It is true that, after having halted nearly all operations at the plant in 2008, GM considered Janesville as one possible location to start producing again in 2009; the plant was “on standby.” But the important thing to note here is that had Romney been president at the time, we know what he would have done, because he wrote it out starkly: “let Detroit go bankrupt.” That would have meant the loss of hundreds of thousands of jobs—and the disappointment felt in Janesville would only have been more widespread. If Ryan is making an argument for a bigger, more comprehensive federal government investment in the auto industry, I’d be curious to hear that argument. What it seems like is happening is that he’s casting blame to score a political point—and arguing by assertion that things will get better because of him and Romney, which is exactly the kind of shallow promise Ryan claimed he doesn’t believe in.
There are at least four other major lies in Ryan’s speech, notes Jonathan Cohn, who points out that it’s striking to see a major convention speech this dependent on completely false premises. Dylan Matthews identifies more misleading statements.
And just to pull out another: Ryan called the Recovery Act a corrupt bill that left out “working men and women of this country,” despite the fact that the Recovery Act helped stop the utter collapse of jobs and offered almost $300 billion in middle-class tax cuts. You know who doesn’t believe this talking point about the Recovery Act? Paul Ryan, who apparently thought the bill was so corrupt and useless that he requested funds from it to help his district.

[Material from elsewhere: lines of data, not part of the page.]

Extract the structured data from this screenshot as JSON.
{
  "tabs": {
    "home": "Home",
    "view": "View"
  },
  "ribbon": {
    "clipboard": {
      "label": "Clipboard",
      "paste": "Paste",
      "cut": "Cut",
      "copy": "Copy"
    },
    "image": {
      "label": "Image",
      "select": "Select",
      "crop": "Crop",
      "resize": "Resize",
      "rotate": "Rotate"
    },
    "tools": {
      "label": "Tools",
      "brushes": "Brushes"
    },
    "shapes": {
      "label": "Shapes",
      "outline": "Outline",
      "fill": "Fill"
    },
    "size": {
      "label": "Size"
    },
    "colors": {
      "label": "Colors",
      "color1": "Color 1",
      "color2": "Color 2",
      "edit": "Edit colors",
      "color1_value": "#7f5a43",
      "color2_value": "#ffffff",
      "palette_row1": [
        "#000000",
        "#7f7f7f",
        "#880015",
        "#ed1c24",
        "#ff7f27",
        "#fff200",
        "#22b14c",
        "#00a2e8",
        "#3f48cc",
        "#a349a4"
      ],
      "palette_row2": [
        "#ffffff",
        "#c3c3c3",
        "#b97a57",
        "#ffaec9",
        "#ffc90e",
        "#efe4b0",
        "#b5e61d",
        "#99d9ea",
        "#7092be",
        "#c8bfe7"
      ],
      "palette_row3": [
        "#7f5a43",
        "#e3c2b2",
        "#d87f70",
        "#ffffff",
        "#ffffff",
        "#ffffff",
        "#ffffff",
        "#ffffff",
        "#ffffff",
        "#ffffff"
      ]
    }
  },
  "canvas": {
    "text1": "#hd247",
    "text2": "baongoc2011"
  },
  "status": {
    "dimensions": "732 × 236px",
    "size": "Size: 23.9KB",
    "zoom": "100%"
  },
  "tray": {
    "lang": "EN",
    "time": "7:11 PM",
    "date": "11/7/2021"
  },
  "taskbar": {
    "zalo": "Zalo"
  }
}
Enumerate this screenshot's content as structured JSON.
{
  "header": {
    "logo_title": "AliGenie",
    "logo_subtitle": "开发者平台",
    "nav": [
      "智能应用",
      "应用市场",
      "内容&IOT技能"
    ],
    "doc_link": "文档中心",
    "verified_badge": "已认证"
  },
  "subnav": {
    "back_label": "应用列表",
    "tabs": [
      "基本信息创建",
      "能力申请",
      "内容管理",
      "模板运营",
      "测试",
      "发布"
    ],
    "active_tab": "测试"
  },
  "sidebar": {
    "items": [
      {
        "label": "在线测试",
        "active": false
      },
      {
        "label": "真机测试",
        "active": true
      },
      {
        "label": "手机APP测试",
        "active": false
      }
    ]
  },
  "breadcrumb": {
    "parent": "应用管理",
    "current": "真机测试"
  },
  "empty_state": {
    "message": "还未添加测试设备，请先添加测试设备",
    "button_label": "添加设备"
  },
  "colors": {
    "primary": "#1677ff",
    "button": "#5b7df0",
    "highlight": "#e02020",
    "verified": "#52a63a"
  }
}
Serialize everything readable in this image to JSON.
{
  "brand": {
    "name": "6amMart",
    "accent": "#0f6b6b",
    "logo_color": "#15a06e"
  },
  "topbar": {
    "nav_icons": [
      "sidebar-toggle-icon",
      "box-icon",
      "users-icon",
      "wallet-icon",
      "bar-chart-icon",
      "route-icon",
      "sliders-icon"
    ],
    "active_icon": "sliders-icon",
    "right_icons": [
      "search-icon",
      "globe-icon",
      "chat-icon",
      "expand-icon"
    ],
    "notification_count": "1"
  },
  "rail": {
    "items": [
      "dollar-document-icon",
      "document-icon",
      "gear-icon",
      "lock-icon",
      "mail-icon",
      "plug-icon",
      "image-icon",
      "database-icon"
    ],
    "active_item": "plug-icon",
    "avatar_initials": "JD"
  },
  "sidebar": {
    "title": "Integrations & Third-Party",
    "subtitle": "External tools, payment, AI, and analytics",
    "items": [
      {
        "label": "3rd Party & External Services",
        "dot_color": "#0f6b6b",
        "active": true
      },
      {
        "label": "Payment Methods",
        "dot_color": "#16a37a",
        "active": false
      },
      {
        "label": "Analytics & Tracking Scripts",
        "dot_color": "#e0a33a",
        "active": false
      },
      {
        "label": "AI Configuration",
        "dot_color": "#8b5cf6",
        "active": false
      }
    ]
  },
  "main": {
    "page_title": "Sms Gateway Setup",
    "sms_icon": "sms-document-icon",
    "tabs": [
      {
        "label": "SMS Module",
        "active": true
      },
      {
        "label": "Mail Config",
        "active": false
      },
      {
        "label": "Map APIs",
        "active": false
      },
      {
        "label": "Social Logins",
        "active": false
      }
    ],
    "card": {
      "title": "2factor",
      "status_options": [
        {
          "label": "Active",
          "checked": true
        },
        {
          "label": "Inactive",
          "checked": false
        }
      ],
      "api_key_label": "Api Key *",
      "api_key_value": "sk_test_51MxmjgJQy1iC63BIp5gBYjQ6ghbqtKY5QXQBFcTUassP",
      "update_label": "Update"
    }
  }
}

The Republican candidates are cleverly exploiting widespread distrust and disillusionment with politics—as David Dayen notes, they know that every debunking of their points will get blurred with fresh misinformation. And they have the benefit of an active media apparatus that reports entirely on the “parallel universe” where their claims take place.
But even if fact-checking can’t shame the shameless Romney and Ryan, it’s still worth calling out the dishonesty when we see it. It helps us understand who these candidates are and what they think of us.
You don’t give a pitch this dishonest to people whose intelligence you respect. You don’t call out empty promises on one hand and promise you’ll magically fix the economy with upper-class tax cuts on the other. And you don’t say that “working men and women of this country” were “cut out of the deal” when the deal you’re offering them is the upward redistribution of the Romney-Ryan plan.